|Topic Review (Newest First)|
|08-26-2009 08:35 PM|
Thanks for the advice folks.
Now that i got the okay for using furniture foam I emailed a guy who's boat I raced on this summer. He is a second generation owner of a furniture factory. He quoted me a little over $100 for two pieces of foam cut to fit. I will try to use some fleece drawstring sleeping bags to act as covering. If it works out I will be in a cushiony fleece forepeak for less than $150, which is very price appropriate for the boat. If not I will sew up some covers this winter.
|08-26-2009 01:22 PM|
|Stiche||Any standard foam will work fine in the interior. You only need closed cell foam where it will be exposed. Just keep moisture out when you're not on board. An inexpensive moisture evaporator will take care of that. I recently had all cushions on my boat replaced by foamorder DOT com. Did a great job on them. I used 4" Duraflex D44 (medium-firm) for seat bottoms, 3" for seat backs. Whether you use them or not, they've got some good information on options and what to choose. Just go through the process of ordering a custom foam cushion and it asks you all sorts of questions.|
|08-24-2009 06:18 PM|
night - that's a good idea on the sofa thing. They make this foam adhesive that I used on ours and it worked really well. You could piece together what you need from various cushions to get the right shape.
Or, you could just put the whole damn sofa down below and make your salon look like your old dorm room.
|08-24-2009 06:12 PM|
new cushions are an expensive proposition "any way you cut it"
I spent a LOT recovering mine professionally, but used the same foam. Here's an idea: find some cheap used sofas in good condition with 3 or 4 inch foam and recut the foam pieces to the size you need using an electric carving knife. Then do the recover yourself if you can. DO NOT buy a cotton material for the boat. It will absorb odors. Polyester, nylon and synthetic or combo materials are best.
|08-24-2009 05:41 PM|
If you get a closed cell foam the cushions will not absorb water. They can also be used as impromptu flotation devices.
Google FloTex Foam for a supplier. Do not know the cost in the US but it varied hugely in the UK.
|08-24-2009 05:05 PM|
jep - I just went through this whole ordeal for our C27 a few months ago. I made all new interior cushions from scratch - using 4" medium density upholstery foam (1034 was the number I think). So far they're holding up great. You just have to keep them dry from what I understand.
If I had it to do over, I would probably just order them from Catalina - or from a real sailboat upholstery shop that has the templates. I priced, through local upholstery shops, just covering the foam I'd already purchased and cut - and it was going to be several hundred more than what I could have bought the cushions for finished and ready from Catalina. The foam and labor prices will blow you away.

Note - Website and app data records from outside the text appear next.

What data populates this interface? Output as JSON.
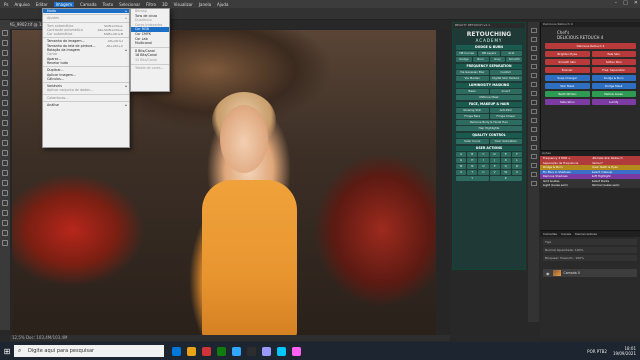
{
  "menubar": {
    "items": [
      "Arquivo",
      "Editar",
      "Imagem",
      "Camada",
      "Texto",
      "Selecionar",
      "Filtro",
      "3D",
      "Visualizar",
      "Janela",
      "Ajuda"
    ],
    "active_index": 2,
    "window_controls": [
      "–",
      "□",
      "✕"
    ]
  },
  "document_tab": "IMG_9902.tif @ 12,5% (RGB/8)",
  "status_bar": "12,5%   Doc: 103,4M/103,4M",
  "image_menu": {
    "items": [
      {
        "label": "Modo",
        "shortcut": "",
        "submenu": true,
        "selected": true
      },
      {
        "label": "",
        "separator": true
      },
      {
        "label": "Ajustes",
        "shortcut": "",
        "submenu": true,
        "dim": true
      },
      {
        "label": "",
        "separator": true
      },
      {
        "label": "Tom automático",
        "shortcut": "Shift+Ctrl+L",
        "dim": true
      },
      {
        "label": "Contraste automático",
        "shortcut": "Alt+Shift+Ctrl+L",
        "dim": true
      },
      {
        "label": "Cor automática",
        "shortcut": "Shift+Ctrl+B",
        "dim": true
      },
      {
        "label": "",
        "separator": true
      },
      {
        "label": "Tamanho da imagem...",
        "shortcut": "Alt+Ctrl+I"
      },
      {
        "label": "Tamanho da tela de pintura...",
        "shortcut": "Alt+Ctrl+C"
      },
      {
        "label": "Rotação da imagem",
        "shortcut": "",
        "submenu": true
      },
      {
        "label": "Cortar",
        "shortcut": "",
        "dim": true
      },
      {
        "label": "Aparar...",
        "shortcut": ""
      },
      {
        "label": "Revelar tudo",
        "shortcut": ""
      },
      {
        "label": "",
        "separator": true
      },
      {
        "label": "Duplicar...",
        "shortcut": ""
      },
      {
        "label": "Aplicar imagem...",
        "shortcut": ""
      },
      {
        "label": "Cálculos...",
        "shortcut": ""
      },
      {
        "label": "",
        "separator": true
      },
      {
        "label": "Variáveis",
        "shortcut": "",
        "submenu": true
      },
      {
        "label": "Aplicar conjunto de dados...",
        "shortcut": "",
        "dim": true
      },
      {
        "label": "",
        "separator": true
      },
      {
        "label": "Coberturas...",
        "shortcut": "",
        "dim": true
      },
      {
        "label": "",
        "separator": true
      },
      {
        "label": "Análise",
        "shortcut": "",
        "submenu": true
      }
    ]
  },
  "mode_submenu": {
    "items": [
      {
        "label": "Bitmap",
        "dim": true
      },
      {
        "label": "Tons de cinza"
      },
      {
        "label": "Duotônico",
        "dim": true
      },
      {
        "label": "Cores Indexadas",
        "dim": true
      },
      {
        "label": "Cor RGB",
        "highlight": true
      },
      {
        "label": "Cor CMYK"
      },
      {
        "label": "Cor Lab"
      },
      {
        "label": "Multicanal"
      },
      {
        "label": "",
        "separator": true
      },
      {
        "label": "8 Bits/Canal"
      },
      {
        "label": "16 Bits/Canal"
      },
      {
        "label": "32 Bits/Canal",
        "dim": true
      },
      {
        "label": "",
        "separator": true
      },
      {
        "label": "Tabela de cores...",
        "dim": true
      }
    ]
  },
  "plugin_panel": {
    "header": "BEAUTY RETOUCH v2.1",
    "logo_line1": "RETOUCHING",
    "logo_line2": "ACADEMY",
    "sections": [
      {
        "title": "DODGE & BURN",
        "rows": [
          [
            "DB Curves",
            "DB Layers",
            "Grid"
          ],
          [
            "Dodge",
            "Burn",
            "Grey",
            "Smooth"
          ]
        ]
      },
      {
        "title": "FREQUENCY SEPARATION",
        "rows": [
          [
            "Via Gaussian Blur",
            "Custom"
          ],
          [
            "Via Median",
            "Digital Skin Texture"
          ]
        ]
      },
      {
        "title": "LUMINOSITY MASKING",
        "rows": [
          [
            "Basic",
            "Invert"
          ],
          [
            "Midtone Mask"
          ]
        ]
      },
      {
        "title": "FACE, MAKEUP & HAIR",
        "rows": [
          [
            "Glowing Skin",
            "Anti-Pink"
          ],
          [
            "Fringe Bars",
            "Fringe Smear"
          ],
          [
            "Remove Body & Facial Hair"
          ],
          [
            "Hair Highlights"
          ]
        ]
      },
      {
        "title": "QUALITY CONTROL",
        "rows": [
          [
            "Solar Curve",
            "Over Saturation"
          ]
        ]
      },
      {
        "title": "USER ACTIONS",
        "rows": [
          [
            "A",
            "B",
            "C",
            "D",
            "E",
            "F"
          ],
          [
            "G",
            "H",
            "I",
            "J",
            "K",
            "L"
          ],
          [
            "M",
            "N",
            "O",
            "P",
            "Q",
            "R"
          ],
          [
            "S",
            "T",
            "U",
            "V",
            "W",
            "X"
          ],
          [
            "Y",
            "Z"
          ]
        ]
      }
    ]
  },
  "retouch_panel": {
    "header": "Delicious Retouch 4",
    "title_line1": "Chef's",
    "title_line2": "DELICIOUS RETOUCH 4",
    "buttons": [
      {
        "label": "Delicious Retouch 4",
        "color": "red",
        "wide": true
      },
      {
        "label": "Brighten Eyes",
        "color": "red"
      },
      {
        "label": "Pale Skin",
        "color": "red"
      },
      {
        "label": "Smooth Skin",
        "color": "red"
      },
      {
        "label": "Soften Skin",
        "color": "red"
      },
      {
        "label": "Bronzer",
        "color": "red"
      },
      {
        "label": "Freq. Separation",
        "color": "red"
      },
      {
        "label": "Soap Changer",
        "color": "blue"
      },
      {
        "label": "Dodge & Burn",
        "color": "blue"
      },
      {
        "label": "Skin Mask",
        "color": "blue"
      },
      {
        "label": "Dodge Mask",
        "color": "blue"
      },
      {
        "label": "Teeth Whiten",
        "color": "green"
      },
      {
        "label": "Mellow Green",
        "color": "green"
      },
      {
        "label": "Saturation",
        "color": "purple"
      },
      {
        "label": "Lumify",
        "color": "purple"
      }
    ]
  },
  "actions_panel": {
    "header": "Ações",
    "rows": [
      {
        "left": "Frequency 4 HDR +",
        "right": "Ultimate Skin Retouch",
        "color": "#b13a3a"
      },
      {
        "left": "Separação de Frequência",
        "right": "Darken*",
        "color": "#b13a3a"
      },
      {
        "left": "Dodge & Burn",
        "right": "Clear Teeth & Eyes",
        "color": "#b58a1c"
      },
      {
        "left": "Fix Blue in Shadows",
        "right": "Select makeup",
        "color": "#3a6fc5"
      },
      {
        "left": "Remove Shadows",
        "right": "Soft Highlight",
        "color": "#7a3aa3"
      },
      {
        "left": "Grid Guides",
        "right": "Select Darks",
        "color": "#333333"
      },
      {
        "left": "Light (Luzes sem)",
        "right": "Normal (Luzes sem)",
        "color": "#333333"
      }
    ]
  },
  "layers_panel": {
    "tabs": [
      "Camadas",
      "Canais",
      "Demarcadores"
    ],
    "filter_label": "Tipo",
    "blend_label": "Normal      Opacidade: 100%",
    "lock_label": "Bloquear:        Preench.: 100%",
    "layer_name": "Camada 0"
  },
  "taskbar": {
    "start_icon": "windows-icon",
    "search_placeholder": "Digite aqui para pesquisar",
    "apps": [
      "#0078d7",
      "#e8a317",
      "#d13438",
      "#107c10",
      "#31a8ff",
      "#2d2d2d",
      "#9999ff",
      "#00c8ff",
      "#ff61f6"
    ],
    "tray": {
      "lang": "POR PTB2",
      "time": "18:01",
      "date": "19/09/2021"
    }
  }
}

So, in the end, I probably saved 5 or 6 hundred bucks...but man was it a lot of work!
PS - Casio is right about the higher density being better and more expensive.
|08-24-2009 04:47 PM|
Originally Posted by jephotog View Post
|08-24-2009 04:04 PM|
Which foam for interior cushions?
My boat came without any cushions. While I know sail-rite can provide me with the proper type of foam, it would brake the budget, and actually double the cost of the boat, its a Potter 14. I have found a number of foam for furniture suppliers locally, is there a foam that would be okay in a marine environment? The foam can be dried out every night in the house if need be.